Dubs boss' delight as the Ryan line reopens
O'Dwyer's head injury trauma is now firmly in the past as he resumes full-contact training with Dublin hurlers
The Tuesday night just gone was a momentous one for Ryan O'Dwyer. For the first time since suffering a life-threatening head injury at the end of last October, he had his first full-contact training session with the Dublin hurlers.
O'Dwyer's career, or even worse, could have been KO'd in that unprovoked assault outside a Birmingham nightclub.
But the Tipp native was determined to battle back from this deeply traumatic event, and his return has come as a timely fillip for the entire Dublin camp as thoughts turn towards next month's Leinster SHC opener against Wexford.
"Good news on that front," revealed Dubs boss Ger Cunningham, speaking at yesterday's launch of the Bord Gáis Energy U21 hurling championship. "Ryan has got the all-clear and he's been back doing some non-contact hurling for the last two or three weeks, and got the all-clear to go back fully - so he did his first full-contact session (on Tuesday night) with us.
"I think he played ten minutes for (Kilmacud) Crokes in a league match last Saturday, but he was back in fully last night. And back being Ryan O'Dwyer!"
Once back up to match speed, the 29-year-old offers the type of physicality and ball-winning prowess that Dublin have lost in the last week with the retirement of Conal Keaney.
While Cunningham lavished praise on Keaney's Sky Blue legacy, he was thrilled to have O'Dwyer back. "He gives us that physical presence that we need," said the Corkman.
He described it as "a long road" back for O'Dwyer, who laid bare the severity of his predicament in an exclusive Herald interview at the start of March. Then, he recalled how the medical specialists had been "really positive at the start. But later, they also told me how serious it could have been. That they've seen situations like mine where people had speech problems or motor skills (issues) or worse."
Cunningham surmised: "I think he took a bit of time out to assess how serious it was. But I think what came through to us was Ryan's passion, his real passion for hurling, and he really wanted to get back.

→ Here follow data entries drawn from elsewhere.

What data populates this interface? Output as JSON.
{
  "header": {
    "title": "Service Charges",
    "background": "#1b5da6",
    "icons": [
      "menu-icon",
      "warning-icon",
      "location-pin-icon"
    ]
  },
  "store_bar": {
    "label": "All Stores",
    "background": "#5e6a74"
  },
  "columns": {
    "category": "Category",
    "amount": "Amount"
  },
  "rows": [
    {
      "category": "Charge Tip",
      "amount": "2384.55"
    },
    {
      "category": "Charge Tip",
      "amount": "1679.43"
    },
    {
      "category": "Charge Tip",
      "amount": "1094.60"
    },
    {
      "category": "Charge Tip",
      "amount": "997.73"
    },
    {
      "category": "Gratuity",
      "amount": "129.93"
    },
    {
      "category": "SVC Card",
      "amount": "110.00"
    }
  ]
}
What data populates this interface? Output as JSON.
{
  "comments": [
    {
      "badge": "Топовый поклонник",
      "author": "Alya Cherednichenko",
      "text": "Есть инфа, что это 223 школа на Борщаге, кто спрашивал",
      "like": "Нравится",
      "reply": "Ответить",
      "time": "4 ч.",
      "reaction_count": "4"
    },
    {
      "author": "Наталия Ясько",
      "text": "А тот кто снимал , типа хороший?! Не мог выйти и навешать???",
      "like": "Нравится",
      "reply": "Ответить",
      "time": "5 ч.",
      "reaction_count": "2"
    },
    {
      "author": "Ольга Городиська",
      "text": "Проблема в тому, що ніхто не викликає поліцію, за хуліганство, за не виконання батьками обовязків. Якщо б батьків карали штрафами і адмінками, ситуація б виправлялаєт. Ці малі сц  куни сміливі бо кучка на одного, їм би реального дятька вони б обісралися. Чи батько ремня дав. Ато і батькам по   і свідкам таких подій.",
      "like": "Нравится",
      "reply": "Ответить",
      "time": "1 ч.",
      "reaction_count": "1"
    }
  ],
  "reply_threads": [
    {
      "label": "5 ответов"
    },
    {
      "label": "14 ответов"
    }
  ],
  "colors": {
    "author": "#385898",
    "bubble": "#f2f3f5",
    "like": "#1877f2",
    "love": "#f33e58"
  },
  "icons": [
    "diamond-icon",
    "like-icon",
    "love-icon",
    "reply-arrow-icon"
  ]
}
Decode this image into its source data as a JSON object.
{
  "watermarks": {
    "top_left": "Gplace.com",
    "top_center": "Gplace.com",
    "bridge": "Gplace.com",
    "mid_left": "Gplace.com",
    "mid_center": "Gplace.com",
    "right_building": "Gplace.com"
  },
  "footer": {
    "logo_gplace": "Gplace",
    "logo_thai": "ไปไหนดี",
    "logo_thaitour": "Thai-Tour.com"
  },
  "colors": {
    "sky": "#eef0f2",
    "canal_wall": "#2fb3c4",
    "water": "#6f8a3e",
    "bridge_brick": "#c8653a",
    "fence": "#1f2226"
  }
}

"Once he made up his mind to do it, he had to be patient, because the medical people were telling him he had to take a bit of time and it would be towards April/May before he would be back.
"But it's a great boost to us that he's back in now, and he'll be playing club championship next week," he added.
"At the end of the day he just wants to play hurling. He has a fanatical interest in it; and he missed it.
"You'd see him at training, he got very frustrated at times, not being able to get back involved and having to take time and be patient. But now that he's got the all-clear, he's great - and it's good for him too."
As for Keaney's retirement, the Dublin manager inferred that there was little point indulging in any arm-twisting once the 33-year-old had made up his mind.
"We had chats about it earlier on in the year and he was totally focussing on Ballyboden, on the football side of it, so it wasn't a huge surprise," Cunningham outlined.
"You know, Conal is his own man. He knew that the focus was going to be on the All-Ireland club up until March and he was going to miss a period of time … we had a good chat about it, and he had made his intention known."
He described the versatile veteran as a "phenomenal servant for Dublin" in two codes over 15 years.
"He got an All Star nomination in 2003," Cunningham pointed out. "But at the height of his career, 2011-12 when he came back (to hurling), sure he was a phenomenal player.
"We played him last year at wing-back in a couple of matches, and he was that good that he was able to adapt, to be able to go from being an excellent forward to being a very good defender as well.
"Excellent hurler, really. He had everything - great skill, great touch, great hand, great strength. At the height of his career he had the accident - that's when he was at his best, the time he had the motorbike accident (in 2011). But a great hurler to watch."
He conceded that Dublin will "miss that leadership in the dressing-room, there's no doubt, but you'd be hoping to find some new leaders and give the young fellas a chance to put their hand up for selection as well."
Following their recent league exit to Limerick, Dublin won't re-enter the competitive cauldron for another five-and-a-bit weeks - against Wexford in Croke Park on Saturday, May 21 (7.0). However, even that may not be enough time for long-term knee injury victims Peter Kelly and Cian Boland.
Kelly hasn't played since dislocating a knee on club duty with Lucan Sarsfields last September; he subsequently underwent surgery.
"We were hoping he'd be able to play some part in the league. At this stage he'd be certainly a doubt for the championship match against Wexford," Cunningham admitted.
"He is still rehabbing it and he is not back on the pitch yet ... these things can be slow.
"Cian is still a couple of weeks away from playing. He has come back at different times and had a few setbacks in between. He's got to rest it and give it a chance to recover fully. The championship is an achievable target for him, but he must be a doubt."
There is better news regarding Niall Corcoran (wrist) and Paul Schutte (shoulder) who have both resumed training.